Regulatory writers create documents required by the FDA for bringing a new drug or medical device to market. Therefore, regulatory writers must also be familiar with the policies set out by the FDA, as well as the guidelines of the International Conference on Harmonisation. Regulatory writers generally work on Investigational New Drug applications, protocols for drug and device clinical studies, study reports, and Investigator’s Brochures, which provide key information to facilitate future clinical trial management. While some might view such work as dry and tedious, many in this field find that there is creativity in determining how to address the needs of the company within the given restraints.
Finally, medical writers work on material for scientific publication or education, including slide decks, posters, and manuscripts. Often this type of work is organized around clinical trial schedules. A big part of this job is reviewing and summarizing the scientific literature to inform doctors of relevant and novel therapeutics. In developing this type of content, any claims, interpretations, or discoveries will need to be well supported. This requires writers to extensively document and organize relevant findings. In addition to literature review, the client will have data they have generated. In this case, the writers will revise and modify figures to better support the overall narrative. Therefore, experience in the sciences can be invaluable. Often, medical writers will attend conferences to better understand their field as a whole, become familiar with new ideas, and to make connections with experts in the field (sometimes known as key opinion leaders).
There are other types of scientific writing as well, which aren’t necessarily medical in nature. One example is technical writing for new scientific products. In this case, the writer creates a protocol or technical note about a new product. Within a company, there is also educational writing that informs different departments, such as sales, about new products the company has developed. However, this activity might also be performed verbally. For those with a combination of scientific know-how and a gift for communicating, there are many opportunities to explore.
Generally, all medical writers function within a standard operating procedure (like a protocol in lab) to ensure that a consistent, quality product is delivered in a timely manner.
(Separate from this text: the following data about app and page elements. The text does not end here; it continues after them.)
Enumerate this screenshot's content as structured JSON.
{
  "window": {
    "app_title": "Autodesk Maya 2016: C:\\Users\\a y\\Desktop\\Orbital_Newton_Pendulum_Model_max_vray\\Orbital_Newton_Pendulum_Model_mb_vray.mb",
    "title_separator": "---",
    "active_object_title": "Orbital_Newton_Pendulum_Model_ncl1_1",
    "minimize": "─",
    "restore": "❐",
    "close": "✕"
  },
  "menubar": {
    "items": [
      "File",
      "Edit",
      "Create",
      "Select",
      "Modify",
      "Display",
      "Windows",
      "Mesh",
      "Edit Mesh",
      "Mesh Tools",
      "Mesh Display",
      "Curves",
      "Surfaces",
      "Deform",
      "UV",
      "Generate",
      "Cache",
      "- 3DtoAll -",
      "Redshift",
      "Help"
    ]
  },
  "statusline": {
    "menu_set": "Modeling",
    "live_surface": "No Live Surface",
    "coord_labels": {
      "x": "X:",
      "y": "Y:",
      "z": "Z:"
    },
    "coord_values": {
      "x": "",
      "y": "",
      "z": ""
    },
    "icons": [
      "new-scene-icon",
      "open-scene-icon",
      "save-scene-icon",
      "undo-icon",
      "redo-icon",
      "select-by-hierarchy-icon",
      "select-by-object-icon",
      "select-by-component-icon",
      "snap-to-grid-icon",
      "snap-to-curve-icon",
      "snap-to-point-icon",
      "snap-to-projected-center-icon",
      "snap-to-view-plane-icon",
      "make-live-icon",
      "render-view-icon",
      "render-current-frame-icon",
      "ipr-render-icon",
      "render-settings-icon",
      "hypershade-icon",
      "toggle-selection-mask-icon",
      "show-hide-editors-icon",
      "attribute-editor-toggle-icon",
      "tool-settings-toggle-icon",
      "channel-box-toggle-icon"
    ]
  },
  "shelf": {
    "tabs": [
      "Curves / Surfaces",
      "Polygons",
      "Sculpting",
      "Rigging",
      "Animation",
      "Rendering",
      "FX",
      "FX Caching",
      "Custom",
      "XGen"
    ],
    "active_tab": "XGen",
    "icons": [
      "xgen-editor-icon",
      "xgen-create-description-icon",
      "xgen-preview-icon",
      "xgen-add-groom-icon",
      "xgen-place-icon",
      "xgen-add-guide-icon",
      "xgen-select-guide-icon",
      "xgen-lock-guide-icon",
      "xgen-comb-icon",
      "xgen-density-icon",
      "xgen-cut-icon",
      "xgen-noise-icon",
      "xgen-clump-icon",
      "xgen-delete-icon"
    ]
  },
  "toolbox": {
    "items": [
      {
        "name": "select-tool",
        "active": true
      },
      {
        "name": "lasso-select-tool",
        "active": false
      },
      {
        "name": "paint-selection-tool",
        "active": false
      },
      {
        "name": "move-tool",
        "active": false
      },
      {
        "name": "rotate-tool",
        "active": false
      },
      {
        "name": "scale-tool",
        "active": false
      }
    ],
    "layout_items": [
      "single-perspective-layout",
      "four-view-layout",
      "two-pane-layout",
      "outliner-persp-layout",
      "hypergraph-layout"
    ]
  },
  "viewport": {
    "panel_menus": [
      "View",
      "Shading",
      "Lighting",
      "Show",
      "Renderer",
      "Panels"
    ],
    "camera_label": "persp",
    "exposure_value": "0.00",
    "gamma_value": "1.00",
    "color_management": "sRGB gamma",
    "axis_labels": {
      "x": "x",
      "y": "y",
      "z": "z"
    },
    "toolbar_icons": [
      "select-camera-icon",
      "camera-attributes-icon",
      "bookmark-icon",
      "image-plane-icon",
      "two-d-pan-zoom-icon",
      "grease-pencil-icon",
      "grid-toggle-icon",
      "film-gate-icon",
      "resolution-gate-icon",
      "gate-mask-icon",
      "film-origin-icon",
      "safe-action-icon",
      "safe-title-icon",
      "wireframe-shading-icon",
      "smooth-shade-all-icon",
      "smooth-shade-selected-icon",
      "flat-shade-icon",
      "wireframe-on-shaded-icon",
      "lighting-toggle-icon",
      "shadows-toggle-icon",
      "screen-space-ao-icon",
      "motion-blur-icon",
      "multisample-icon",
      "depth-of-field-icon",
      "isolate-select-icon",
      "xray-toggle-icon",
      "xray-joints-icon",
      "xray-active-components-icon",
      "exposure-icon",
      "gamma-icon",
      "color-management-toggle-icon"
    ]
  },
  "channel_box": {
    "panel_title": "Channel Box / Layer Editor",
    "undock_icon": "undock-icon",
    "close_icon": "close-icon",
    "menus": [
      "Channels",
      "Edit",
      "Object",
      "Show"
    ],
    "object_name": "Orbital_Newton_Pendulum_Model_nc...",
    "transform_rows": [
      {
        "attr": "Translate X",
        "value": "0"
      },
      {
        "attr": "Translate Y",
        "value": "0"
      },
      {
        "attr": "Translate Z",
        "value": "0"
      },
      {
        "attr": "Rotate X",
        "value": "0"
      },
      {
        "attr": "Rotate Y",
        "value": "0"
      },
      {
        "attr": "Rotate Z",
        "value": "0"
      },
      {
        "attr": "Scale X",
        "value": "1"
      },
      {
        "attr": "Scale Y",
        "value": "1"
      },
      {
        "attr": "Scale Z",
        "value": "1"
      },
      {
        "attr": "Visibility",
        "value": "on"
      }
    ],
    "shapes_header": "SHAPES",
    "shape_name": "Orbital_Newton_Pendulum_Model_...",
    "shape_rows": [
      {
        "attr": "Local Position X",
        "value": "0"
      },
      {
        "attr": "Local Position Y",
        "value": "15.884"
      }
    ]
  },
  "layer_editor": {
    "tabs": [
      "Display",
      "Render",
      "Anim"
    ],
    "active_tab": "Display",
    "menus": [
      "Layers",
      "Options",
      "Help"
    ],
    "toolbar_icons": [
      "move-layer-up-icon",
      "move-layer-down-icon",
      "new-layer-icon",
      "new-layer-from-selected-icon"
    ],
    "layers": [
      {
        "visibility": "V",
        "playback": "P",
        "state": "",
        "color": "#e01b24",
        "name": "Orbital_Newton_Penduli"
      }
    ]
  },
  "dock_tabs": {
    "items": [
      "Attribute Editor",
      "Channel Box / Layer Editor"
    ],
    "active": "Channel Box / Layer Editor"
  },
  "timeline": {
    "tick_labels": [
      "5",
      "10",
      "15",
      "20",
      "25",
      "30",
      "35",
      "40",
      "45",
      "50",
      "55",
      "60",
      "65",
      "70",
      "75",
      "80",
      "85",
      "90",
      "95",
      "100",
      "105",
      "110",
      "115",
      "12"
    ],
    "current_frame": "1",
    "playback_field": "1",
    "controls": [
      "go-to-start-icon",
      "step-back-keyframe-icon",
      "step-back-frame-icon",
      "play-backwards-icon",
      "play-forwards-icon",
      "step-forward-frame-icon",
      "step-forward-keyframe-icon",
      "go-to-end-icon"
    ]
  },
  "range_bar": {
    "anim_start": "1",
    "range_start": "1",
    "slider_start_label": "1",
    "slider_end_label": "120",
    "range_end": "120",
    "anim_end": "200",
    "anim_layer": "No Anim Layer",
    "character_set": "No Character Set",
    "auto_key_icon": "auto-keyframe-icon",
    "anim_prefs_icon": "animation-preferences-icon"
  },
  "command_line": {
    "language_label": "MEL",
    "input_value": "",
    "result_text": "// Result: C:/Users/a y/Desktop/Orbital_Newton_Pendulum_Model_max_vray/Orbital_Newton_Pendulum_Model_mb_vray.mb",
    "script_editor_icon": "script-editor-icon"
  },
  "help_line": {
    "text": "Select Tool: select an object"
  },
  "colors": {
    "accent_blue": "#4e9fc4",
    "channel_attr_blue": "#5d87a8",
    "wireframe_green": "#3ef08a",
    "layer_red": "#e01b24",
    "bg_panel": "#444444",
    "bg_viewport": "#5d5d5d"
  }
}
Unlike much of the bench work, where independence is cultivated and highly valued, medical writers are a part of a larger team that includes other writers, managers, editors, compliance officers, and sometimes design teams. Despite the regulations and standard procedures, many medical writers profess that they get to be more imaginative in their work than they were at the bench.
Medical communication allows for the engagement of the technical knowledge one has accrued while obtaining a Ph.D., but also gives enhanced opportunities for collaboration and creativity than might not be found in a typical bench job. Unlike being a PI, where one delves very deeply into a single topic, medical writers must keep a balance between depth and breadth of knowledge in order to appropriately understand the topic but also to recognize where the topic fits into the bigger picture.
I find the field of medical communication fascinating because I love communicating scientific ideas, as well as editing and clarifying the work of others. I’m happiest at work when I have results and am able to begin writing manuscripts and grants. Having data brought to me to write up and communicate to others sounds amazing. I am also drawn to the field for the variety of scientific topics to which I would be exposed; this feature speaks to my constant curiosity about other areas of research. In addition, medical writers often work as part of a team. It’s wonderful to be able to bounce ideas off of others, and I would love to do so more than just once a week at lab meeting. Furthermore, I am a big proponent of collaborating; I think things are done more thoroughly and sensibly when more eyes are involved. This is definitely a field I want to explore further!